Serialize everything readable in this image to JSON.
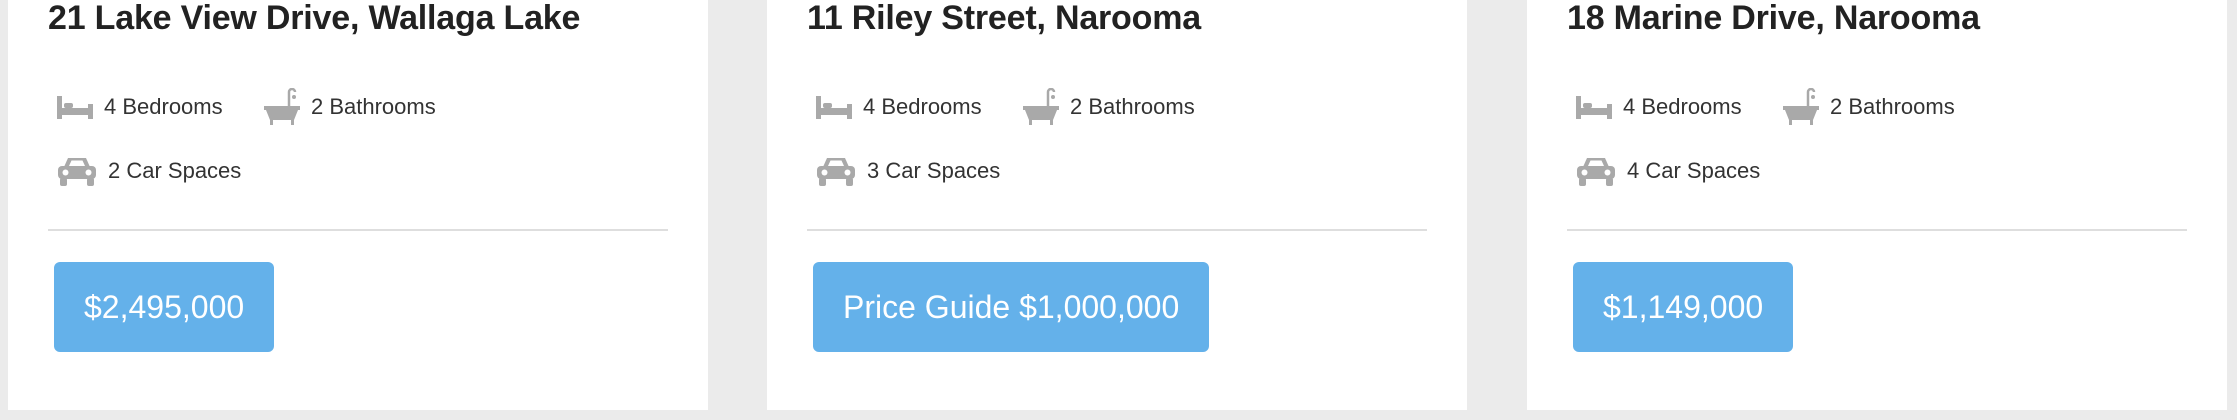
{
  "listings": [
    {
      "address": "21 Lake View Drive, Wallaga Lake",
      "bedrooms": "4 Bedrooms",
      "bathrooms": "2 Bathrooms",
      "car_spaces": "2 Car Spaces",
      "price": "$2,495,000"
    },
    {
      "address": "11 Riley Street, Narooma",
      "bedrooms": "4 Bedrooms",
      "bathrooms": "2 Bathrooms",
      "car_spaces": "3 Car Spaces",
      "price": "Price Guide $1,000,000"
    },
    {
      "address": "18 Marine Drive, Narooma",
      "bedrooms": "4 Bedrooms",
      "bathrooms": "2 Bathrooms",
      "car_spaces": "4 Car Spaces",
      "price": "$1,149,000"
    }
  ],
  "icons": {
    "bed": "bed-icon",
    "bath": "bathtub-icon",
    "car": "car-icon"
  },
  "colors": {
    "page_background": "#ebebeb",
    "card_background": "#ffffff",
    "price_button": "#64b1ea",
    "icon_gray": "#a9a9a9",
    "title_text": "#222222",
    "feature_text": "#333333"
  }
}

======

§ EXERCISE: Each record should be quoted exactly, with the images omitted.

§ RESPONSE FOR THIS EXERCISE:
Serialize everything readable in this image to JSON.
{
  "listings": [
    {
      "address": "21 Lake View Drive, Wallaga Lake",
      "bedrooms": "4 Bedrooms",
      "bathrooms": "2 Bathrooms",
      "car_spaces": "2 Car Spaces",
      "price": "$2,495,000"
    },
    {
      "address": "11 Riley Street, Narooma",
      "bedrooms": "4 Bedrooms",
      "bathrooms": "2 Bathrooms",
      "car_spaces": "3 Car Spaces",
      "price": "Price Guide $1,000,000"
    },
    {
      "address": "18 Marine Drive, Narooma",
      "bedrooms": "4 Bedrooms",
      "bathrooms": "2 Bathrooms",
      "car_spaces": "4 Car Spaces",
      "price": "$1,149,000"
    }
  ],
  "icons": {
    "bed": "bed-icon",
    "bath": "bathtub-icon",
    "car": "car-icon"
  },
  "colors": {
    "page_background": "#ebebeb",
    "card_background": "#ffffff",
    "price_button": "#64b1ea",
    "icon_gray": "#a9a9a9",
    "title_text": "#222222",
    "feature_text": "#333333"
  }
}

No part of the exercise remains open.